Stored items from a collection:
******
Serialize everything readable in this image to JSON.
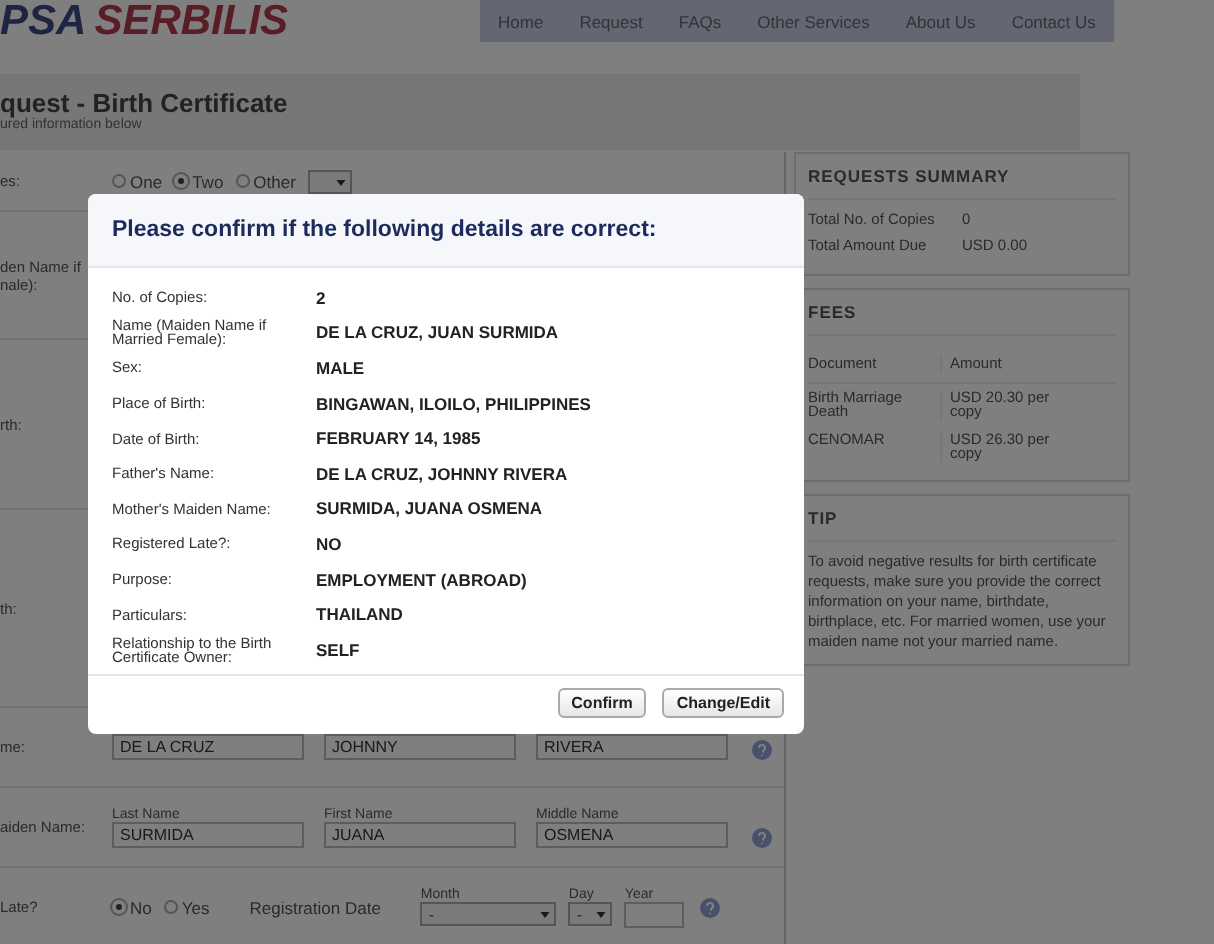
{
  "header": {
    "logo": {
      "prefix": "PSA",
      "name": "SERBILIS"
    },
    "nav": [
      {
        "label": "Home"
      },
      {
        "label": "Request"
      },
      {
        "label": "FAQs"
      },
      {
        "label": "Other Services"
      },
      {
        "label": "About Us"
      },
      {
        "label": "Contact Us"
      }
    ]
  },
  "page": {
    "title": "quest - Birth Certificate",
    "subtitle": "ured information below"
  },
  "form": {
    "copies": {
      "label": "es:",
      "options": [
        {
          "label": "One",
          "selected": false
        },
        {
          "label": "Two",
          "selected": true
        },
        {
          "label": "Other",
          "selected": false
        }
      ]
    },
    "partial_labels": [
      [
        "den Name if",
        "nale):"
      ],
      [
        "rth:"
      ],
      [
        "th:"
      ]
    ],
    "father": {
      "label": "me:",
      "fields": [
        {
          "value": "DE LA CRUZ"
        },
        {
          "value": "JOHNNY"
        },
        {
          "value": "RIVERA"
        }
      ]
    },
    "mother": {
      "label": "aiden Name:",
      "fields": [
        {
          "caption": "Last Name",
          "value": "SURMIDA"
        },
        {
          "caption": "First Name",
          "value": "JUANA"
        },
        {
          "caption": "Middle Name",
          "value": "OSMENA"
        }
      ]
    },
    "registered_late": {
      "label": "Late?",
      "options": [
        {
          "label": "No",
          "selected": true
        },
        {
          "label": "Yes",
          "selected": false
        }
      ],
      "date_label": "Registration Date",
      "month": {
        "caption": "Month",
        "value": "-"
      },
      "day": {
        "caption": "Day",
        "value": "-"
      },
      "year": {
        "caption": "Year"
      }
    }
  },
  "sidebar": {
    "summary": {
      "title": "REQUESTS SUMMARY",
      "rows": [
        {
          "label": "Total No. of Copies",
          "value": "0"
        },
        {
          "label": "Total Amount Due",
          "value": "USD 0.00"
        }
      ]
    },
    "fees": {
      "title": "FEES",
      "columns": [
        "Document",
        "Amount"
      ],
      "rows": [
        {
          "document": "Birth Marriage Death",
          "amount": "USD 20.30 per copy"
        },
        {
          "document": "CENOMAR",
          "amount": "USD 26.30 per copy"
        }
      ]
    },
    "tip": {
      "title": "TIP",
      "text": "To avoid negative results for birth certificate requests, make sure you provide the correct information on your name, birthdate, birthplace, etc. For married women, use your maiden name not your married name."
    }
  },
  "modal": {
    "title": "Please confirm if the following details are correct:",
    "rows": [
      {
        "label": "No. of Copies:",
        "value": "2"
      },
      {
        "label": "Name (Maiden Name if Married Female):",
        "value": "DE LA CRUZ, JUAN SURMIDA"
      },
      {
        "label": "Sex:",
        "value": "MALE"
      },
      {
        "label": "Place of Birth:",
        "value": "BINGAWAN, ILOILO, PHILIPPINES"
      },
      {
        "label": "Date of Birth:",
        "value": "FEBRUARY 14, 1985"
      },
      {
        "label": "Father's Name:",
        "value": "DE LA CRUZ, JOHNNY RIVERA"
      },
      {
        "label": "Mother's Maiden Name:",
        "value": "SURMIDA, JUANA OSMENA"
      },
      {
        "label": "Registered Late?:",
        "value": "NO"
      },
      {
        "label": "Purpose:",
        "value": "EMPLOYMENT (ABROAD)"
      },
      {
        "label": "Particulars:",
        "value": "THAILAND"
      },
      {
        "label": "Relationship to the Birth Certificate Owner:",
        "value": "SELF"
      }
    ],
    "buttons": [
      {
        "label": "Confirm"
      },
      {
        "label": "Change/Edit"
      }
    ]
  }
}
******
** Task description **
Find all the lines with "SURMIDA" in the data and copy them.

** Your response **
          "value": "SURMIDA"
        "value": "DE LA CRUZ, JUAN SURMIDA"
        "value": "SURMIDA, JUANA OSMENA"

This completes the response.